|Cooperative Classification||H04L67/306, H04L63/0815, H04L63/029|
|European Classification||H04L63/08B, H04L29/08N29U, H04L63/02E|
|Jun 3, 1998||AS||Assignment|
Owner name: BULL, S.A., FRANCE
Free format text: ASSIGNMENT OF ASSIGNORS INTEREST;ASSIGNOR:BAIZE, ERIC;REEL/FRAME:009232/0638
Effective date: 19980423
|Apr 27, 2005||FPAY||Fee payment|
Year of fee payment: 4
|Sep 10, 2006||AS||Assignment|
Owner name: EVIDAN, FRANCE

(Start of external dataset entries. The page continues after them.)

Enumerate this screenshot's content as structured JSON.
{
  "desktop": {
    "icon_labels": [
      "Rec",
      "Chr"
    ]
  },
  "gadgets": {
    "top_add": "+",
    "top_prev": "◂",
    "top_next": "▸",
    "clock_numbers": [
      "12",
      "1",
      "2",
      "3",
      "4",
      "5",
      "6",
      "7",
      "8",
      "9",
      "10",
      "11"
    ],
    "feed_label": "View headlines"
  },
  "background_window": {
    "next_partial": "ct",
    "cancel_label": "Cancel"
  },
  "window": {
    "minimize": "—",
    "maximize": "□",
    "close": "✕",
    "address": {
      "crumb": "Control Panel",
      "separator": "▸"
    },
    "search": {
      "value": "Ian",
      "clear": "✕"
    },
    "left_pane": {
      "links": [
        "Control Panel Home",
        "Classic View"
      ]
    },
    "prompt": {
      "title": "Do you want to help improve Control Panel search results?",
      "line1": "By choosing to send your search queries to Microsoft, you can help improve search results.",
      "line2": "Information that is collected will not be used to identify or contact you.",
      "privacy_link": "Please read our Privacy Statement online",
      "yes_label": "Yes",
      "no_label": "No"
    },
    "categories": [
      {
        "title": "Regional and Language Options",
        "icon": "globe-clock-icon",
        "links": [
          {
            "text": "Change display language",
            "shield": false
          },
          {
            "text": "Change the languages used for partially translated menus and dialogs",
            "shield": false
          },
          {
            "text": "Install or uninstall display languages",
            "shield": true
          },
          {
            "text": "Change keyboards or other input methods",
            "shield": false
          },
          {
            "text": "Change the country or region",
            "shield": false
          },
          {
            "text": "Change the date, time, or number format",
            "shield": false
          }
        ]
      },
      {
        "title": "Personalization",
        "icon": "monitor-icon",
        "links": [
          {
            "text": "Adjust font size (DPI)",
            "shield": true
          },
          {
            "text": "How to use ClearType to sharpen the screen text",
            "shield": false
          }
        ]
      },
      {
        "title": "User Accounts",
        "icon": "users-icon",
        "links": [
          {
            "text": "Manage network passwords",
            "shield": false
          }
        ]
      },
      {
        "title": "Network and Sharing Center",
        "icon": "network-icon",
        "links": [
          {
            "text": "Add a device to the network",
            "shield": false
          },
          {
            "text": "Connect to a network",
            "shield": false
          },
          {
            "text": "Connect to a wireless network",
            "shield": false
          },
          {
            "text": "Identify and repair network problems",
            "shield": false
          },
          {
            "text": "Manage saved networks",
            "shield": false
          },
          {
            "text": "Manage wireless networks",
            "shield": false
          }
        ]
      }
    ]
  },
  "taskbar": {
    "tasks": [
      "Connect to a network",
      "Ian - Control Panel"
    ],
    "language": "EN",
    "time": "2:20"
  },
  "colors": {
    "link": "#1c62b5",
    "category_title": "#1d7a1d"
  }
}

Free format text: NUNC PRO TUNC ASSIGNMENT;ASSIGNOR:BULL S.A.;REEL/FRAME:018231/0190
Effective date: 20000630
|Apr 29, 2009||FPAY||Fee payment|
Year of fee payment: 8
|Mar 18, 2013||FPAY||Fee payment|
Year of fee payment: 12